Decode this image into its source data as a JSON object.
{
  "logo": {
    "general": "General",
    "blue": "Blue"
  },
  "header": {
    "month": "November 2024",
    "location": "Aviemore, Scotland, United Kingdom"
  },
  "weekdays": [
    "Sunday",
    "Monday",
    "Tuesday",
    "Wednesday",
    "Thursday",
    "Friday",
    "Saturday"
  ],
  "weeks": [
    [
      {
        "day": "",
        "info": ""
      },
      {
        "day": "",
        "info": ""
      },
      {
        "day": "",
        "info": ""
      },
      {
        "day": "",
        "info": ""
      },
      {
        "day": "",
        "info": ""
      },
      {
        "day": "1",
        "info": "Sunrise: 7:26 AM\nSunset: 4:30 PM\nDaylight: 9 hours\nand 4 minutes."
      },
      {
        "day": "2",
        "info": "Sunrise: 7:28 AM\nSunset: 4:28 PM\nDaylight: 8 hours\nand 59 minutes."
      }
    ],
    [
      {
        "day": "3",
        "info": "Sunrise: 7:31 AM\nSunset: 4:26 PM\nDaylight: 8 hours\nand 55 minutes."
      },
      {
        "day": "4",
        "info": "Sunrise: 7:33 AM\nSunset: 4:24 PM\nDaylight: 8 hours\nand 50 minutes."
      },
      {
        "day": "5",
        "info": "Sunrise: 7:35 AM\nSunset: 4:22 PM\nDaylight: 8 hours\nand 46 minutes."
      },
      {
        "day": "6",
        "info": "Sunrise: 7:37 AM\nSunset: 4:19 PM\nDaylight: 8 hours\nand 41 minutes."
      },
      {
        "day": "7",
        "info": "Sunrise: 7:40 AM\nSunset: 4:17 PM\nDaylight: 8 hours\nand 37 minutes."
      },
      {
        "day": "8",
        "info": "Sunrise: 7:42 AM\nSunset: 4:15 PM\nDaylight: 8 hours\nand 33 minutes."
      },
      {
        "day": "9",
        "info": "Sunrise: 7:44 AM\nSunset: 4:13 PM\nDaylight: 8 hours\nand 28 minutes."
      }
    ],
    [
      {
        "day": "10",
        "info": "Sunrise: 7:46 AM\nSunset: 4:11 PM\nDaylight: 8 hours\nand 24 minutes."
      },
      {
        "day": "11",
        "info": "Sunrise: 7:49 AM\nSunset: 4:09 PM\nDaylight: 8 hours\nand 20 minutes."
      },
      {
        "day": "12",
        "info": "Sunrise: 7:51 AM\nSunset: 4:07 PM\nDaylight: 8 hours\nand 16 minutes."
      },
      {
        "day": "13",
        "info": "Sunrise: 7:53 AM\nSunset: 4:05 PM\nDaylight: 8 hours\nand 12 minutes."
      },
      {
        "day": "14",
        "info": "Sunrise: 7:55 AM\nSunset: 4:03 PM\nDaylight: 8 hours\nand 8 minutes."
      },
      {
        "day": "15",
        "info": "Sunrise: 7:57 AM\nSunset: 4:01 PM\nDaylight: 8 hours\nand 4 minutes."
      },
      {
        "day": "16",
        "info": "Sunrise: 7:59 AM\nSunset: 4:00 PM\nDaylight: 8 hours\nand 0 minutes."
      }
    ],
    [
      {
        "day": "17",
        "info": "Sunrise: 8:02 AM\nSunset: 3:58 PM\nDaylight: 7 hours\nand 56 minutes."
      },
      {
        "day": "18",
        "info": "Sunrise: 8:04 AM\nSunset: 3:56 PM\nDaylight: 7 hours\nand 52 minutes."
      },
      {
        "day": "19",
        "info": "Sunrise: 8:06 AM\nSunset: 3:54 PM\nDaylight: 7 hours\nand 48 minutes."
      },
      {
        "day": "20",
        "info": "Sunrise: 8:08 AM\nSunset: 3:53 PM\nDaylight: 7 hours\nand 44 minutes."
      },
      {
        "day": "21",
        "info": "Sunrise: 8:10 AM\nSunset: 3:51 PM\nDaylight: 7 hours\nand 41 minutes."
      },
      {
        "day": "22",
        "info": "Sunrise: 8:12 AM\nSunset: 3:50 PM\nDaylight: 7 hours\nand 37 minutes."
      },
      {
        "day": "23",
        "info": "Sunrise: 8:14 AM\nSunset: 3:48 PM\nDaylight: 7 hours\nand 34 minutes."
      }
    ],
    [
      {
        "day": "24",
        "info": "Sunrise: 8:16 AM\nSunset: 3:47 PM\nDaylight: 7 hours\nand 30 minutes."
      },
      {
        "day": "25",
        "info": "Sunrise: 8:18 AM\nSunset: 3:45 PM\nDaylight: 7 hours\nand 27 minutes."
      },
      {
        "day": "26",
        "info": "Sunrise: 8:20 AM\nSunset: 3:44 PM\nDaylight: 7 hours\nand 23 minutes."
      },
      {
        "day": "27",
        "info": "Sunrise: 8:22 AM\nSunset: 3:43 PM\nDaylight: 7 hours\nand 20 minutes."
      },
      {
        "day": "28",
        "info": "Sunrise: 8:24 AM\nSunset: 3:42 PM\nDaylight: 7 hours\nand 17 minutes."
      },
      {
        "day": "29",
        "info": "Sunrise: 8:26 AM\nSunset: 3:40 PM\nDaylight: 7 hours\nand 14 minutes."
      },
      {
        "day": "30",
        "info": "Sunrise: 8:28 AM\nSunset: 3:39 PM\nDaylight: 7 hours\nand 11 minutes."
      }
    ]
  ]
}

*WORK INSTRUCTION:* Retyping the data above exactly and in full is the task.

*ANSWER TO THIS EXERCISE:*
Decode this image into its source data as a JSON object.
{
  "logo": {
    "general": "General",
    "blue": "Blue"
  },
  "header": {
    "month": "November 2024",
    "location": "Aviemore, Scotland, United Kingdom"
  },
  "weekdays": [
    "Sunday",
    "Monday",
    "Tuesday",
    "Wednesday",
    "Thursday",
    "Friday",
    "Saturday"
  ],
  "weeks": [
    [
      {
        "day": "",
        "info": ""
      },
      {
        "day": "",
        "info": ""
      },
      {
        "day": "",
        "info": ""
      },
      {
        "day": "",
        "info": ""
      },
      {
        "day": "",
        "info": ""
      },
      {
        "day": "1",
        "info": "Sunrise: 7:26 AM\nSunset: 4:30 PM\nDaylight: 9 hours\nand 4 minutes."
      },
      {
        "day": "2",
        "info": "Sunrise: 7:28 AM\nSunset: 4:28 PM\nDaylight: 8 hours\nand 59 minutes."
      }
    ],
    [
      {
        "day": "3",
        "info": "Sunrise: 7:31 AM\nSunset: 4:26 PM\nDaylight: 8 hours\nand 55 minutes."
      },
      {
        "day": "4",
        "info": "Sunrise: 7:33 AM\nSunset: 4:24 PM\nDaylight: 8 hours\nand 50 minutes."
      },
      {
        "day": "5",
        "info": "Sunrise: 7:35 AM\nSunset: 4:22 PM\nDaylight: 8 hours\nand 46 minutes."
      },
      {
        "day": "6",
        "info": "Sunrise: 7:37 AM\nSunset: 4:19 PM\nDaylight: 8 hours\nand 41 minutes."
      },
      {
        "day": "7",
        "info": "Sunrise: 7:40 AM\nSunset: 4:17 PM\nDaylight: 8 hours\nand 37 minutes."
      },
      {
        "day": "8",
        "info": "Sunrise: 7:42 AM\nSunset: 4:15 PM\nDaylight: 8 hours\nand 33 minutes."
      },
      {
        "day": "9",
        "info": "Sunrise: 7:44 AM\nSunset: 4:13 PM\nDaylight: 8 hours\nand 28 minutes."
      }
    ],
    [
      {
        "day": "10",
        "info": "Sunrise: 7:46 AM\nSunset: 4:11 PM\nDaylight: 8 hours\nand 24 minutes."
      },
      {
        "day": "11",
        "info": "Sunrise: 7:49 AM\nSunset: 4:09 PM\nDaylight: 8 hours\nand 20 minutes."
      },
      {
        "day": "12",
        "info": "Sunrise: 7:51 AM\nSunset: 4:07 PM\nDaylight: 8 hours\nand 16 minutes."
      },
      {
        "day": "13",
        "info": "Sunrise: 7:53 AM\nSunset: 4:05 PM\nDaylight: 8 hours\nand 12 minutes."
      },
      {
        "day": "14",
        "info": "Sunrise: 7:55 AM\nSunset: 4:03 PM\nDaylight: 8 hours\nand 8 minutes."
      },
      {
        "day": "15",
        "info": "Sunrise: 7:57 AM\nSunset: 4:01 PM\nDaylight: 8 hours\nand 4 minutes."
      },
      {
        "day": "16",
        "info": "Sunrise: 7:59 AM\nSunset: 4:00 PM\nDaylight: 8 hours\nand 0 minutes."
      }
    ],
    [
      {
        "day": "17",
        "info": "Sunrise: 8:02 AM\nSunset: 3:58 PM\nDaylight: 7 hours\nand 56 minutes."
      },
      {
        "day": "18",
        "info": "Sunrise: 8:04 AM\nSunset: 3:56 PM\nDaylight: 7 hours\nand 52 minutes."
      },
      {
        "day": "19",
        "info": "Sunrise: 8:06 AM\nSunset: 3:54 PM\nDaylight: 7 hours\nand 48 minutes."
      },
      {
        "day": "20",
        "info": "Sunrise: 8:08 AM\nSunset: 3:53 PM\nDaylight: 7 hours\nand 44 minutes."
      },
      {
        "day": "21",
        "info": "Sunrise: 8:10 AM\nSunset: 3:51 PM\nDaylight: 7 hours\nand 41 minutes."
      },
      {
        "day": "22",
        "info": "Sunrise: 8:12 AM\nSunset: 3:50 PM\nDaylight: 7 hours\nand 37 minutes."
      },
      {
        "day": "23",
        "info": "Sunrise: 8:14 AM\nSunset: 3:48 PM\nDaylight: 7 hours\nand 34 minutes."
      }
    ],
    [
      {
        "day": "24",
        "info": "Sunrise: 8:16 AM\nSunset: 3:47 PM\nDaylight: 7 hours\nand 30 minutes."
      },
      {
        "day": "25",
        "info": "Sunrise: 8:18 AM\nSunset: 3:45 PM\nDaylight: 7 hours\nand 27 minutes."
      },
      {
        "day": "26",
        "info": "Sunrise: 8:20 AM\nSunset: 3:44 PM\nDaylight: 7 hours\nand 23 minutes."
      },
      {
        "day": "27",
        "info": "Sunrise: 8:22 AM\nSunset: 3:43 PM\nDaylight: 7 hours\nand 20 minutes."
      },
      {
        "day": "28",
        "info": "Sunrise: 8:24 AM\nSunset: 3:42 PM\nDaylight: 7 hours\nand 17 minutes."
      },
      {
        "day": "29",
        "info": "Sunrise: 8:26 AM\nSunset: 3:40 PM\nDaylight: 7 hours\nand 14 minutes."
      },
      {
        "day": "30",
        "info": "Sunrise: 8:28 AM\nSunset: 3:39 PM\nDaylight: 7 hours\nand 11 minutes."
      }
    ]
  ]
}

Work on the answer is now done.